INPUT MATERIAL START

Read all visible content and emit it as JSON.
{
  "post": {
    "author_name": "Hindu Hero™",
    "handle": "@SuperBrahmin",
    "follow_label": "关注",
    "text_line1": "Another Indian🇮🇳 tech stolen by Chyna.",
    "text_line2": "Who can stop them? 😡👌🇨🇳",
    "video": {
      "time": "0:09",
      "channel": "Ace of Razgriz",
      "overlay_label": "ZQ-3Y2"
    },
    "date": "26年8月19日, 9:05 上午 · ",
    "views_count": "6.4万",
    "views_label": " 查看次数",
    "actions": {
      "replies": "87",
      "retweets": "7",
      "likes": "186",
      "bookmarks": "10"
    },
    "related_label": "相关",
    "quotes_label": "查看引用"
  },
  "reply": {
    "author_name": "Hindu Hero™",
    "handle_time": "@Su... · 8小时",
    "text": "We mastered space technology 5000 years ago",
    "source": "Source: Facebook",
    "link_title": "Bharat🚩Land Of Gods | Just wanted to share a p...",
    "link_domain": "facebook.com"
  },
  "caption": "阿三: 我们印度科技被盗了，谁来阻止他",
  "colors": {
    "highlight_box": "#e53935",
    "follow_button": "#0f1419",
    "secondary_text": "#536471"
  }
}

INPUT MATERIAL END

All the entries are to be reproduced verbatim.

Read all visible content and emit it as JSON.
{
  "post": {
    "author_name": "Hindu Hero™",
    "handle": "@SuperBrahmin",
    "follow_label": "关注",
    "text_line1": "Another Indian🇮🇳 tech stolen by Chyna.",
    "text_line2": "Who can stop them? 😡👌🇨🇳",
    "video": {
      "time": "0:09",
      "channel": "Ace of Razgriz",
      "overlay_label": "ZQ-3Y2"
    },
    "date": "26年8月19日, 9:05 上午 · ",
    "views_count": "6.4万",
    "views_label": " 查看次数",
    "actions": {
      "replies": "87",
      "retweets": "7",
      "likes": "186",
      "bookmarks": "10"
    },
    "related_label": "相关",
    "quotes_label": "查看引用"
  },
  "reply": {
    "author_name": "Hindu Hero™",
    "handle_time": "@Su... · 8小时",
    "text": "We mastered space technology 5000 years ago",
    "source": "Source: Facebook",
    "link_title": "Bharat🚩Land Of Gods | Just wanted to share a p...",
    "link_domain": "facebook.com"
  },
  "caption": "阿三: 我们印度科技被盗了，谁来阻止他",
  "colors": {
    "highlight_box": "#e53935",
    "follow_button": "#0f1419",
    "secondary_text": "#536471"
  }
}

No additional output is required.